WHAT THE TASK REQUIRES. Leaving out the pictures, reproduce each record exactly and in full.

(Component data from apps and pages)
* * * * * * * * *

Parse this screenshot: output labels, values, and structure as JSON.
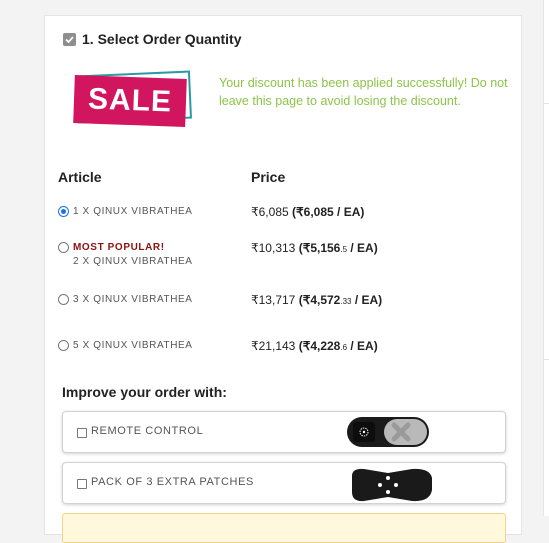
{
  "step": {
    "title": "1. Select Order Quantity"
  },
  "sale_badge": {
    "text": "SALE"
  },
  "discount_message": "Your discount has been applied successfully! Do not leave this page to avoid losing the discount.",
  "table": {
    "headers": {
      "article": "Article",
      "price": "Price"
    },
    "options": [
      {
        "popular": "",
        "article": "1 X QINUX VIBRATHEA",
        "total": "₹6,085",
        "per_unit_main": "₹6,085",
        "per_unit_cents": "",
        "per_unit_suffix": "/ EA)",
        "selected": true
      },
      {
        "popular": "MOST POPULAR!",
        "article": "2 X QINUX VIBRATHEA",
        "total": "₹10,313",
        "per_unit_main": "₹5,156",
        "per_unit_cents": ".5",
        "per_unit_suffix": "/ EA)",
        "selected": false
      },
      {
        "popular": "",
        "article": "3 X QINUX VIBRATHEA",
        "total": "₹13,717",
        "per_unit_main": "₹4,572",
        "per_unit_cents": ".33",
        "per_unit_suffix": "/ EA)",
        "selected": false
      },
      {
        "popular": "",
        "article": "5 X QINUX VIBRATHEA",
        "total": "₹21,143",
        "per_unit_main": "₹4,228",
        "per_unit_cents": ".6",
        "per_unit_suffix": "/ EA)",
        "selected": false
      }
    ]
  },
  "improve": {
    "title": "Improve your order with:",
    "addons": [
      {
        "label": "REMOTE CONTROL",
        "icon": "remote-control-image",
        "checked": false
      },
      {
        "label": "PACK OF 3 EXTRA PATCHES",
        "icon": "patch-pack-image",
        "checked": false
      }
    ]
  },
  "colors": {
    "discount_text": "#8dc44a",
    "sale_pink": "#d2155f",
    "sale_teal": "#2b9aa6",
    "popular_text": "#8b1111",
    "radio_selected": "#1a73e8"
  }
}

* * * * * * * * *

ANSWER BELOW.
Parse this screenshot: output labels, values, and structure as JSON.
{
  "step": {
    "title": "1. Select Order Quantity"
  },
  "sale_badge": {
    "text": "SALE"
  },
  "discount_message": "Your discount has been applied successfully! Do not leave this page to avoid losing the discount.",
  "table": {
    "headers": {
      "article": "Article",
      "price": "Price"
    },
    "options": [
      {
        "popular": "",
        "article": "1 X QINUX VIBRATHEA",
        "total": "₹6,085",
        "per_unit_main": "₹6,085",
        "per_unit_cents": "",
        "per_unit_suffix": "/ EA)",
        "selected": true
      },
      {
        "popular": "MOST POPULAR!",
        "article": "2 X QINUX VIBRATHEA",
        "total": "₹10,313",
        "per_unit_main": "₹5,156",
        "per_unit_cents": ".5",
        "per_unit_suffix": "/ EA)",
        "selected": false
      },
      {
        "popular": "",
        "article": "3 X QINUX VIBRATHEA",
        "total": "₹13,717",
        "per_unit_main": "₹4,572",
        "per_unit_cents": ".33",
        "per_unit_suffix": "/ EA)",
        "selected": false
      },
      {
        "popular": "",
        "article": "5 X QINUX VIBRATHEA",
        "total": "₹21,143",
        "per_unit_main": "₹4,228",
        "per_unit_cents": ".6",
        "per_unit_suffix": "/ EA)",
        "selected": false
      }
    ]
  },
  "improve": {
    "title": "Improve your order with:",
    "addons": [
      {
        "label": "REMOTE CONTROL",
        "icon": "remote-control-image",
        "checked": false
      },
      {
        "label": "PACK OF 3 EXTRA PATCHES",
        "icon": "patch-pack-image",
        "checked": false
      }
    ]
  },
  "colors": {
    "discount_text": "#8dc44a",
    "sale_pink": "#d2155f",
    "sale_teal": "#2b9aa6",
    "popular_text": "#8b1111",
    "radio_selected": "#1a73e8"
  }
}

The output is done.